## Exercise:
In the entries below, count every line containing "tailles". Return the number and nothing else.

## Data for analysis:

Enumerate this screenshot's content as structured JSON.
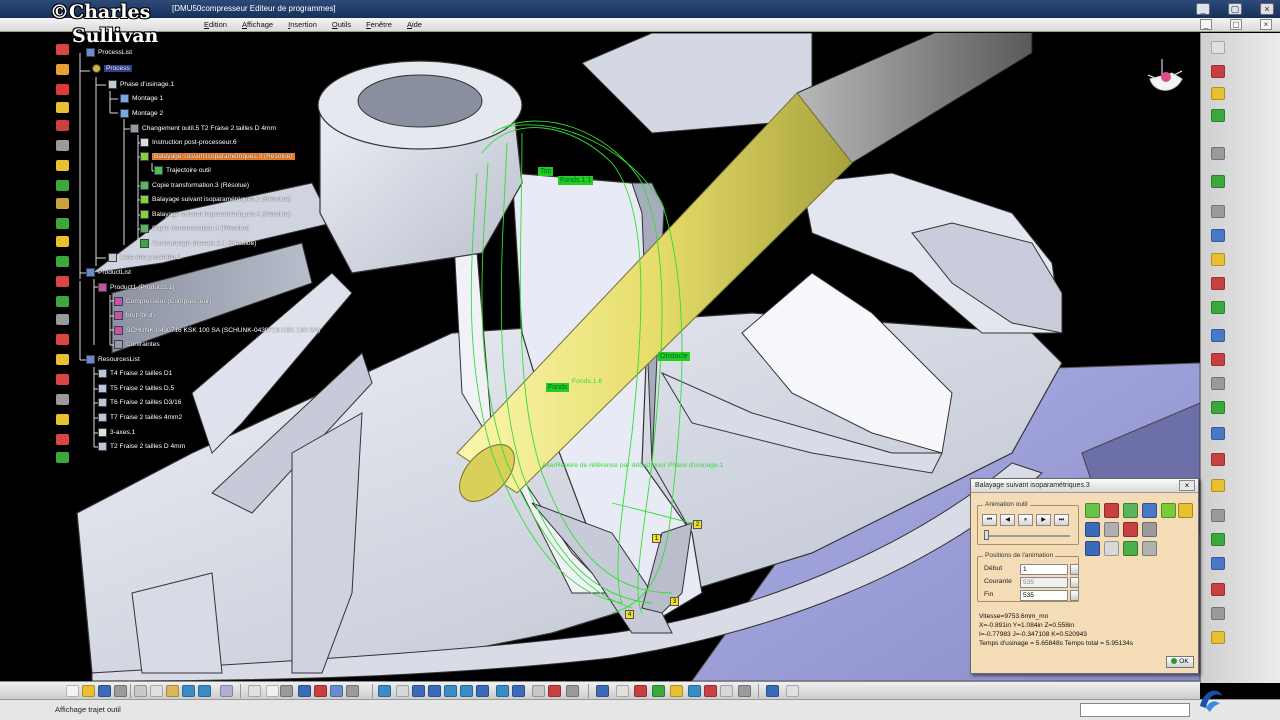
{
  "window": {
    "title": "[DMU50compresseur Editeur de programmes]",
    "menu": [
      "Edition",
      "Affichage",
      "Insertion",
      "Outils",
      "Fenêtre",
      "Aide"
    ],
    "buttons": {
      "minimize": "_",
      "restore": "▢",
      "close": "×"
    },
    "mdi_buttons": {
      "minimize": "_",
      "restore": "▢",
      "close": "×"
    }
  },
  "watermark": {
    "line1": "©Charles",
    "line2": "Sullivan"
  },
  "tree": {
    "processlist": "ProcessList",
    "process": "Process",
    "phase": "Phase d'usinage.1",
    "montage1": "Montage 1",
    "montage2": "Montage 2",
    "changement": "Changement outil.5  T2 Fraise 2 tailles D 4mm",
    "instruction": "Instruction post-processeur.6",
    "balayage3": "Balayage suivant isoparamétriques.3 (Résolue)",
    "trajectoire": "Trajectoire outil",
    "copie3": "Copie transformation.3 (Résolue)",
    "balayage1": "Balayage suivant isoparamétriques.1 (Résolue)",
    "balayage4": "Balayage suivant isoparamétriques.4 (Résolue)",
    "copie4": "Copie transformation.4 (Résolue)",
    "contournage": "Contournage niveaux Z.1 (Résolue)",
    "liste": "Liste des procédés.1",
    "productlist": "ProductList",
    "product1": "Product1 (Product1.1)",
    "compresseur": "Compresseur (Compresseur)",
    "brut": "brut (brut)",
    "schunk": "SCHUNK-0430716 KSK 100 SA  (SCHUNK-0430716 KSK 100 SA)",
    "contraintes": "Contraintes",
    "resourceslist": "ResourcesList",
    "t4": "T4 Fraise 2 tailles D1",
    "t5": "T5 Fraise 2 tailles D.5",
    "t6": "T6 Fraise 2 tailles D3/16",
    "t7": "T7 Fraise 2 tailles 4mm2",
    "axes": "3-axes.1",
    "t2": "T2 Fraise 2 tailles D 4mm"
  },
  "viewport_labels": {
    "top": "Top",
    "fonds11": "Fonds.1.1",
    "obstacle": "Obstacle",
    "fonds": "Fonds",
    "fonds16": "Fonds.1.6",
    "repere": "Axe/Repère de référence par défaut pour Phase d'usinage.1",
    "pt1": "1",
    "pt2": "2",
    "pt3": "3",
    "pt4": "4"
  },
  "dialog": {
    "title": "Balayage suivant isoparamétriques.3",
    "close": "×",
    "animation_group": "Animation outil",
    "player": {
      "first": "⏮",
      "prev": "◀",
      "pause": "⏸",
      "next": "▶",
      "last": "⏭"
    },
    "positions_group": "Positions de l'animation",
    "debut_label": "Début",
    "debut_value": "1",
    "courante_label": "Courante",
    "courante_value": "535",
    "fin_label": "Fin",
    "fin_value": "535",
    "vitesse": "Vitesse=9753.6mm_mn",
    "xyz": "X=-0.891in Y=1.084in Z=0.558in",
    "ijk": "I=-0.77983 J=-0.347108 K=0.520943",
    "temps": "Temps d'usinage = 5.65848s    Temps total = 5.95134s",
    "ok": "OK"
  },
  "status": {
    "text": "Affichage trajet outil"
  },
  "colors": {
    "background": "#000000",
    "part": "#c8cdd9",
    "tool": "#e6e077",
    "path": "#33dd33",
    "dialog": "#f3dcb6",
    "highlight": "#f07820"
  },
  "icons": {
    "compass": "compass-icon",
    "catia_logo": "catia-logo-icon",
    "tree_process": "process-icon",
    "tree_tool": "tool-icon",
    "tree_product": "product-icon"
  }
}
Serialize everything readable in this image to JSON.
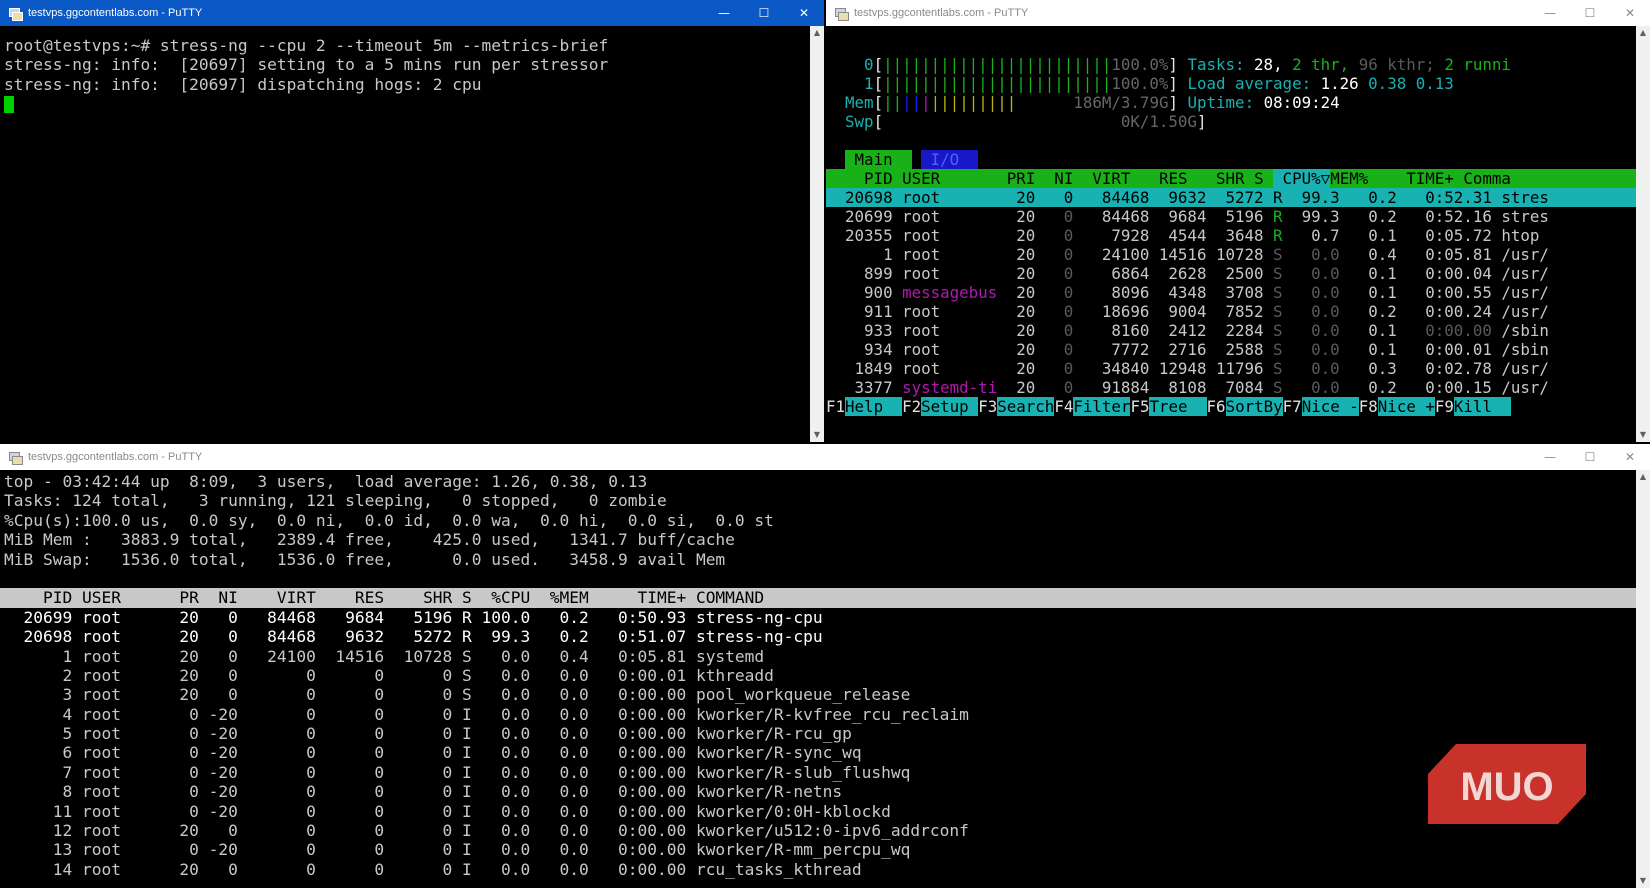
{
  "windows": {
    "top_left": {
      "title": "testvps.ggcontentlabs.com - PuTTY",
      "lines": [
        "root@testvps:~# stress-ng --cpu 2 --timeout 5m --metrics-brief",
        "stress-ng: info:  [20697] setting to a 5 mins run per stressor",
        "stress-ng: info:  [20697] dispatching hogs: 2 cpu"
      ]
    },
    "top_right": {
      "title": "testvps.ggcontentlabs.com - PuTTY",
      "meters": {
        "cpu0_label": "0",
        "cpu0_bar": "||||||||||||||||||||||||",
        "cpu0_value": "100.0%",
        "cpu1_label": "1",
        "cpu1_bar": "||||||||||||||||||||||||",
        "cpu1_value": "100.0%",
        "mem_label": "Mem",
        "mem_bar": "||||||||||||||",
        "mem_value": "186M/3.79G",
        "swp_label": "Swp",
        "swp_value": "0K/1.50G",
        "tasks_label": "Tasks:",
        "tasks_value": "28,",
        "thr_value": "2 thr,",
        "kthr_value": "96 kthr;",
        "running_value": "2 runni",
        "load_label": "Load average:",
        "load_1": "1.26",
        "load_5": "0.38",
        "load_15": "0.13",
        "uptime_label": "Uptime:",
        "uptime_value": "08:09:24"
      },
      "tabs": [
        "Main",
        "I/O"
      ],
      "columns": {
        "pid": "PID",
        "user": "USER",
        "pri": "PRI",
        "ni": "NI",
        "virt": "VIRT",
        "res": "RES",
        "shr": "SHR",
        "s": "S",
        "cpu": "CPU%▽",
        "mem": "MEM%",
        "time": "TIME+",
        "command": "Comma"
      },
      "rows": [
        {
          "pid": "20698",
          "user": "root",
          "pri": "20",
          "ni": "0",
          "virt": "84468",
          "res": "9632",
          "shr": "5272",
          "s": "R",
          "cpu": "99.3",
          "mem": "0.2",
          "time": "0:52.31",
          "cmd": "stres"
        },
        {
          "pid": "20699",
          "user": "root",
          "pri": "20",
          "ni": "0",
          "virt": "84468",
          "res": "9684",
          "shr": "5196",
          "s": "R",
          "cpu": "99.3",
          "mem": "0.2",
          "time": "0:52.16",
          "cmd": "stres"
        },
        {
          "pid": "20355",
          "user": "root",
          "pri": "20",
          "ni": "0",
          "virt": "7928",
          "res": "4544",
          "shr": "3648",
          "s": "R",
          "cpu": "0.7",
          "mem": "0.1",
          "time": "0:05.72",
          "cmd": "htop"
        },
        {
          "pid": "1",
          "user": "root",
          "pri": "20",
          "ni": "0",
          "virt": "24100",
          "res": "14516",
          "shr": "10728",
          "s": "S",
          "cpu": "0.0",
          "mem": "0.4",
          "time": "0:05.81",
          "cmd": "/usr/"
        },
        {
          "pid": "899",
          "user": "root",
          "pri": "20",
          "ni": "0",
          "virt": "6864",
          "res": "2628",
          "shr": "2500",
          "s": "S",
          "cpu": "0.0",
          "mem": "0.1",
          "time": "0:00.04",
          "cmd": "/usr/"
        },
        {
          "pid": "900",
          "user": "messagebus",
          "pri": "20",
          "ni": "0",
          "virt": "8096",
          "res": "4348",
          "shr": "3708",
          "s": "S",
          "cpu": "0.0",
          "mem": "0.1",
          "time": "0:00.55",
          "cmd": "/usr/"
        },
        {
          "pid": "911",
          "user": "root",
          "pri": "20",
          "ni": "0",
          "virt": "18696",
          "res": "9004",
          "shr": "7852",
          "s": "S",
          "cpu": "0.0",
          "mem": "0.2",
          "time": "0:00.24",
          "cmd": "/usr/"
        },
        {
          "pid": "933",
          "user": "root",
          "pri": "20",
          "ni": "0",
          "virt": "8160",
          "res": "2412",
          "shr": "2284",
          "s": "S",
          "cpu": "0.0",
          "mem": "0.1",
          "time": "0:00.00",
          "cmd": "/sbin"
        },
        {
          "pid": "934",
          "user": "root",
          "pri": "20",
          "ni": "0",
          "virt": "7772",
          "res": "2716",
          "shr": "2588",
          "s": "S",
          "cpu": "0.0",
          "mem": "0.1",
          "time": "0:00.01",
          "cmd": "/sbin"
        },
        {
          "pid": "1849",
          "user": "root",
          "pri": "20",
          "ni": "0",
          "virt": "34840",
          "res": "12948",
          "shr": "11796",
          "s": "S",
          "cpu": "0.0",
          "mem": "0.3",
          "time": "0:02.78",
          "cmd": "/usr/"
        },
        {
          "pid": "3377",
          "user": "systemd-ti",
          "pri": "20",
          "ni": "0",
          "virt": "91884",
          "res": "8108",
          "shr": "7084",
          "s": "S",
          "cpu": "0.0",
          "mem": "0.2",
          "time": "0:00.15",
          "cmd": "/usr/"
        }
      ],
      "fkeys": [
        {
          "key": "F1",
          "label": "Help  "
        },
        {
          "key": "F2",
          "label": "Setup "
        },
        {
          "key": "F3",
          "label": "Search"
        },
        {
          "key": "F4",
          "label": "Filter"
        },
        {
          "key": "F5",
          "label": "Tree  "
        },
        {
          "key": "F6",
          "label": "SortBy"
        },
        {
          "key": "F7",
          "label": "Nice -"
        },
        {
          "key": "F8",
          "label": "Nice +"
        },
        {
          "key": "F9",
          "label": "Kill  "
        }
      ]
    },
    "bottom": {
      "title": "testvps.ggcontentlabs.com - PuTTY",
      "summary": [
        "top - 03:42:44 up  8:09,  3 users,  load average: 1.26, 0.38, 0.13",
        "Tasks: 124 total,   3 running, 121 sleeping,   0 stopped,   0 zombie",
        "%Cpu(s):100.0 us,  0.0 sy,  0.0 ni,  0.0 id,  0.0 wa,  0.0 hi,  0.0 si,  0.0 st",
        "MiB Mem :   3883.9 total,   2389.4 free,    425.0 used,   1341.7 buff/cache",
        "MiB Swap:   1536.0 total,   1536.0 free,      0.0 used.   3458.9 avail Mem"
      ],
      "header": "    PID USER      PR  NI    VIRT    RES    SHR S  %CPU  %MEM     TIME+ COMMAND",
      "rows": [
        "  20699 root      20   0   84468   9684   5196 R 100.0   0.2   0:50.93 stress-ng-cpu",
        "  20698 root      20   0   84468   9632   5272 R  99.3   0.2   0:51.07 stress-ng-cpu",
        "      1 root      20   0   24100  14516  10728 S   0.0   0.4   0:05.81 systemd",
        "      2 root      20   0       0      0      0 S   0.0   0.0   0:00.01 kthreadd",
        "      3 root      20   0       0      0      0 S   0.0   0.0   0:00.00 pool_workqueue_release",
        "      4 root       0 -20       0      0      0 I   0.0   0.0   0:00.00 kworker/R-kvfree_rcu_reclaim",
        "      5 root       0 -20       0      0      0 I   0.0   0.0   0:00.00 kworker/R-rcu_gp",
        "      6 root       0 -20       0      0      0 I   0.0   0.0   0:00.00 kworker/R-sync_wq",
        "      7 root       0 -20       0      0      0 I   0.0   0.0   0:00.00 kworker/R-slub_flushwq",
        "      8 root       0 -20       0      0      0 I   0.0   0.0   0:00.00 kworker/R-netns",
        "     11 root       0 -20       0      0      0 I   0.0   0.0   0:00.00 kworker/0:0H-kblockd",
        "     12 root      20   0       0      0      0 I   0.0   0.0   0:00.00 kworker/u512:0-ipv6_addrconf",
        "     13 root       0 -20       0      0      0 I   0.0   0.0   0:00.00 kworker/R-mm_percpu_wq",
        "     14 root      20   0       0      0      0 I   0.0   0.0   0:00.00 rcu_tasks_kthread"
      ]
    }
  },
  "watermark": {
    "text": "MUO",
    "color": "#c8322a"
  },
  "colors": {
    "titlebar_active": "#0a59c7",
    "cursor": "#00d000",
    "htop_green": "#18b218",
    "htop_cyan": "#18b2b2"
  }
}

## Answer to this exercise:
6